Wide range of measures makes it harder to see the big picture
The net loss to households after the budget is 1.5% but more time is needed to work out the overall impact
The best indication that we can obtain at present suggests that about 40 per cent of these young people are in households that are in the bottom 30 per cent of the household income distribution.
The consequences for these individuals in low income households – whether as independent households or in a low income family – seem likely to be more severe than those for the young unemployed living in households with above average incomes.
Next year will see further action on the restructuring of support for housing costs, with a move, on a pilot basis, towards a new Housing Assistance Payment.
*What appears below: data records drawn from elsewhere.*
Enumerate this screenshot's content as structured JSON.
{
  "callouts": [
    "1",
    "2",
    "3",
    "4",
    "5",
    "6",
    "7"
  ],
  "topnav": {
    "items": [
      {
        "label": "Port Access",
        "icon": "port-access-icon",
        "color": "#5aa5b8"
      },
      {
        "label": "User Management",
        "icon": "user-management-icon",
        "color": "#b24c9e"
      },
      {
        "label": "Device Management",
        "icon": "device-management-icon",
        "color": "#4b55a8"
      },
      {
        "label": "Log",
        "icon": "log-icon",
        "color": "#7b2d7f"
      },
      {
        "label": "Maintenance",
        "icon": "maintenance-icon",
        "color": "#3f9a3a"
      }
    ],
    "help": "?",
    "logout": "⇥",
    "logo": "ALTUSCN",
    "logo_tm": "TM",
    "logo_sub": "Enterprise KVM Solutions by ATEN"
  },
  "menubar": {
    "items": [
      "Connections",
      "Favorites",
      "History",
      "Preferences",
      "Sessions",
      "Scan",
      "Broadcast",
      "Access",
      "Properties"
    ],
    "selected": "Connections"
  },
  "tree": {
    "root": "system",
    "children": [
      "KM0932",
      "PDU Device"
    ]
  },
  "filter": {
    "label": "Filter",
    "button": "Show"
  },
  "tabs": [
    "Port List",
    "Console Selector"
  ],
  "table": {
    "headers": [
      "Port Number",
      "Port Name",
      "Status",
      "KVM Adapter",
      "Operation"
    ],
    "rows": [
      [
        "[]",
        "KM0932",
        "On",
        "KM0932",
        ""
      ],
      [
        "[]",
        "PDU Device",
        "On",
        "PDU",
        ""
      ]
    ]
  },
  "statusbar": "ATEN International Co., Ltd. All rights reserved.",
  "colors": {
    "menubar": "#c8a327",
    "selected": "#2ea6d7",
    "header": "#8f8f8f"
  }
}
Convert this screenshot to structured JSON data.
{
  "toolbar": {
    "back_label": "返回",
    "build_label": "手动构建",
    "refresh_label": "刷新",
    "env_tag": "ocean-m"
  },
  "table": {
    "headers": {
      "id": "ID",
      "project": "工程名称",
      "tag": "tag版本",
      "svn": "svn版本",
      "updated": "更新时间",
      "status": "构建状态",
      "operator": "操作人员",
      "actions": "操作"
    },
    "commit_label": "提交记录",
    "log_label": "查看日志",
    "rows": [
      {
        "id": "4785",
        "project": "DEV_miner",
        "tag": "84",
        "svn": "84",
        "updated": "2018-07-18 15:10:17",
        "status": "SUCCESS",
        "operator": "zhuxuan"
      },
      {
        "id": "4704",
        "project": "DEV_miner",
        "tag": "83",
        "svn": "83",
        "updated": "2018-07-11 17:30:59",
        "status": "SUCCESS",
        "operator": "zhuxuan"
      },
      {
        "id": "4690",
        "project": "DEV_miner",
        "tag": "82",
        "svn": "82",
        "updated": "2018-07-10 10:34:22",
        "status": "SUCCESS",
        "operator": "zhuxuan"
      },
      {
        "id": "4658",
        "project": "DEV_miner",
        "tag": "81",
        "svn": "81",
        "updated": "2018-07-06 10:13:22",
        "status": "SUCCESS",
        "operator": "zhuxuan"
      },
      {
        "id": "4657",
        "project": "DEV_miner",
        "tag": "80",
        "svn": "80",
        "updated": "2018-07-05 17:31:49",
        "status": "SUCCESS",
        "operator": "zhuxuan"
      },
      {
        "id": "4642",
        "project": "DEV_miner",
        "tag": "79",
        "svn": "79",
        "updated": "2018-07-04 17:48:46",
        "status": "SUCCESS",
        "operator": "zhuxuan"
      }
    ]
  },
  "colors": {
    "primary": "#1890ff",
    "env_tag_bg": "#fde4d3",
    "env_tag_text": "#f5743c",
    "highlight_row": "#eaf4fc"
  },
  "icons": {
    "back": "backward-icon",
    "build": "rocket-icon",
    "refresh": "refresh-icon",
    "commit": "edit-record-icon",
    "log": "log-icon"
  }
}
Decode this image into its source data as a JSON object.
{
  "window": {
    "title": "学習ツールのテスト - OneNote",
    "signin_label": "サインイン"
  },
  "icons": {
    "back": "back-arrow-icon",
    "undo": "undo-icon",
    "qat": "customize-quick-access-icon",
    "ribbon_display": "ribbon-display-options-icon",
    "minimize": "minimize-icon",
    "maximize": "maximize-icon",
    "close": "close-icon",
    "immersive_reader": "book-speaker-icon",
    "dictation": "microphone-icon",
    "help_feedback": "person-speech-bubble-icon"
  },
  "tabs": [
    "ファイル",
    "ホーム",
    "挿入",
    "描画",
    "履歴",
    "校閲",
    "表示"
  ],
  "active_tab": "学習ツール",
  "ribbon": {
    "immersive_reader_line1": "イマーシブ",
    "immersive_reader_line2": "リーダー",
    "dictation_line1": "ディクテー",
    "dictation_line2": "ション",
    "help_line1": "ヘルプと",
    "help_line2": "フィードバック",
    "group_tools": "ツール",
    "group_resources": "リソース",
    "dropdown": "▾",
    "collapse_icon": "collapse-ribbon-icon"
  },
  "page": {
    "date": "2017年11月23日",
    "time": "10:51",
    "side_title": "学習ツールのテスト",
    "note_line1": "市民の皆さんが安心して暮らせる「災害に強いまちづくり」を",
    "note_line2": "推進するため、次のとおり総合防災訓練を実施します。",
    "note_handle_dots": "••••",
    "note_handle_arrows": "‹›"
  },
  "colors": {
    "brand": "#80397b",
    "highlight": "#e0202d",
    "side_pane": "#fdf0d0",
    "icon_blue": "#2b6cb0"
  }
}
This is designed to address the disincentive effects of the current Rent and Mortgage Supplement scheme, identified clearly in earlier work by the ESRI and others. The task is a difficult one, needing to balance concerns about incentives, adequacy of the support, and cost. Close monitoring of this new scheme will be required to arrive at an optimal design and implementation.
On the taxation side, there are three measures in this budget that can be expected to have a broadly progressive impact. The first is the set of restrictions on tax relief for high-valued pensions, which are strongly associated with high incomes. The second is the increase in Dirt, as such evidence as is available suggests that high-income households have a large share of total bank deposits, and low income households rather little.
A new CSO Survey on Household Finance and Consumption is currently under way. Statistical results based on the anonymised data from this survey are expected next year, and will help to shed light on these issues.
The third element is the restriction on tax relief for health insurance premiums – something which we will investigate in future work.
By contrast, the move to a property tax on a full-year basis is likely to be regressive, bearing somewhat more heavily on low income groups, as few households appear to be taking up the deferral option, and deferral itself does no more than shift the tax liability to a future year.
Several positive features of the implementation of the property tax might also be noted; here we mention two. The property tax did bring in substantial revenue in its first (half) year of operation, despite earlier concerns about this issue. Furthermore, the provision of multiple payment options, including direct payments from pay packets, has made budgeting for the tax much easier than the much unloved rates system, with its two large payments per year.
We expect to provide a more detailed analysis before the end of the year. Based on the evidence available today, I would anticipate that the broad result will not be far from losses which are equal in percentage terms across the income distribution, though with considerable variation between households at the same income levels.
Tim Callan is a research professor
at the ESRI